"Over time the wrong diet can cause diabetes and that can lead to eye disease and blindness," explains Michael.
While in Vanuatu, Michael shared his tips on using the local produce to create a healthy and affordable diet.
You are a supporter of the Fred Hollows Foundation. Why did you choose that charity?
I grew up in Samoa and moved to NZ when I was 12. An aunt who lived with the family in Samoa had cataracts and no one understood back then how easy it was to fix. As I found out more about Fred Hollows, I realised how $25 can actually change someone's life.
It would have changed our family back then. So I have a heartfelt connection with the foundation's work, particularly in the Pacific.
What were some of the surprising things you learned while you were in Vanuatu?
I was surprised and saddened at how high the rate of diabetes is in Vanuatu. A quarter of the population of less than 290,000 people have diabetes.
One of the saddest things I saw was some of the young people who have diabetes and how it impacts the whole family. Some people just accept it as part of their life, as it's difficult to get medical help. Yet diabetes is something that can be prevented or managed through education, medication and awareness about what you eat.
Can you tell us about the impact of diabetes on eye disease?
One of the patients I met, Karlpat Edul, seemed like he once was a very physically strong man, but his demeanour showed that the last few years has taken its toll on him.

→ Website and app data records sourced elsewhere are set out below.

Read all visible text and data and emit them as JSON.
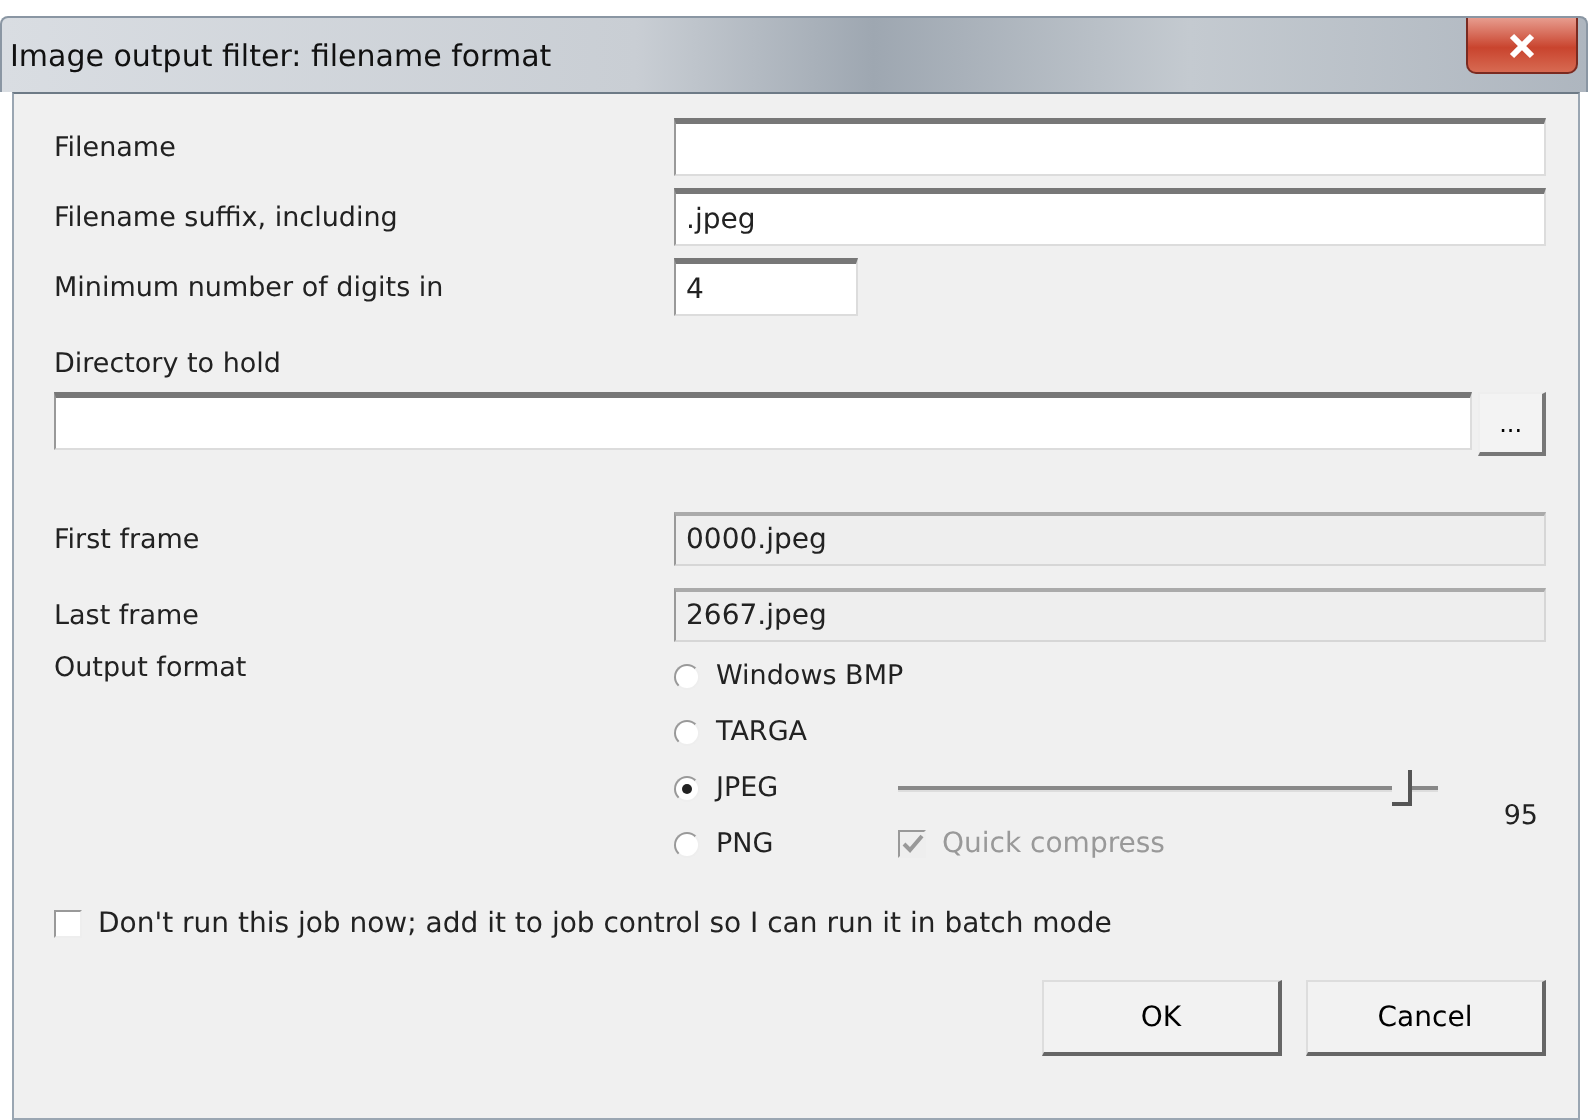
{
  "window": {
    "title": "Image output filter: filename format"
  },
  "fields": [
    {
      "label": "Filename",
      "kind": "text"
    },
    {
      "label": "Filename suffix, including",
      "value": ".jpeg",
      "kind": "text"
    },
    {
      "label": "Minimum number of digits in",
      "value": "4",
      "kind": "short"
    }
  ],
  "directory": {
    "label": "Directory to hold",
    "browse": "..."
  },
  "frames": [
    {
      "label": "First frame",
      "value": "0000.jpeg",
      "kind": "readonly"
    },
    {
      "label": "Last frame",
      "value": "2667.jpeg",
      "kind": "readonly"
    }
  ],
  "output_format": {
    "label": "Output format",
    "options": [
      {
        "label": "Windows BMP",
        "selected": false
      },
      {
        "label": "TARGA",
        "selected": false
      },
      {
        "label": "JPEG",
        "selected": true
      },
      {
        "label": "PNG",
        "selected": false
      }
    ],
    "quality": {
      "level": 0.95,
      "reading": "95"
    },
    "quick_compress": {
      "label": "Quick compress",
      "checked": true,
      "disabled": true
    }
  },
  "batch": {
    "label": "Don't run this job now; add it to job control so I can run it in batch mode",
    "checked": false
  },
  "buttons": [
    "OK",
    "Cancel"
  ]
}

I felt very sad for him, he was once the provider for the family, but he is now in a wheelchair and has to rely on his family to support him. It made me think how fortunate we are in the Western world to have medical treatment that would prevent something like this happening.
What did you learn about the typical diet in Vanuatu?
For me, white rice was the big thing. I was shocked to learn that the diet consisted of mainly white rice and tinned fish and meat. This seemed to be because it's cheap and convenient, which suits the recent change of lifestyle for the local people.
They eat white rice in quite large servings and in about 80 per cent of their meals. Brown rice which has the husk is much more nutritional but shelves in the supermarkets there were heaving with short-grain white rice while there was just one small shelf of brown rice which is a little more expensive.
With white rice you are eating straight carbs and it turns to sugar in your system. Maybe they just think sugar is sugar and don't realise there is sugar in most foods.
• READ MORE: Diabetes 'tsunami' overwhelms Pacific
You held a cooking demonstration at the Port Vila local market, how was that?
We served 200 portions and we laid out all the ingredients so the locals could see what was used. The idea was to show how they could make healthier meals with what is available at not much more cost.
Port Vila has one of the best fresh produce markets I have seen in the Pacific. There's beautiful edible greens here with more nutritional value.
They have got turmeric, a superfood right now in the Western world and it grows wild there. And they have got garlic, coriander, parsley.
Add a bit of brown rice and show them they can add a bit more spices into their food. I think they were surprised.
I feel they have never been shown how to cook brown rice, how soaking it opens it up a bit and makes it cook quicker.
What did you learn about the Foundation's work in the Pacific?
I had no idea about diabetic retinopathy. To find out that diabetes through food can lead to blindness was gob-smacking for me.
I was blown away by what they have established on the ground, especially training the local nurses.
I saw the gratitude of one of those nurses, Basil Aitip, who was so happy that the foundation is building a dedicated eye clinic in Port Vila that can provide year-round care for his people.
I left with mixed emotions. Diabetes has such a big impact. Families are separated as people need to come to Port Vila for treatment. Breadwinners can lose their ability to work.
I feel the local Government could do more. It is important as human beings to help each other.
I like what Fred Hollows is doing in the Pacific because they are our neighbours.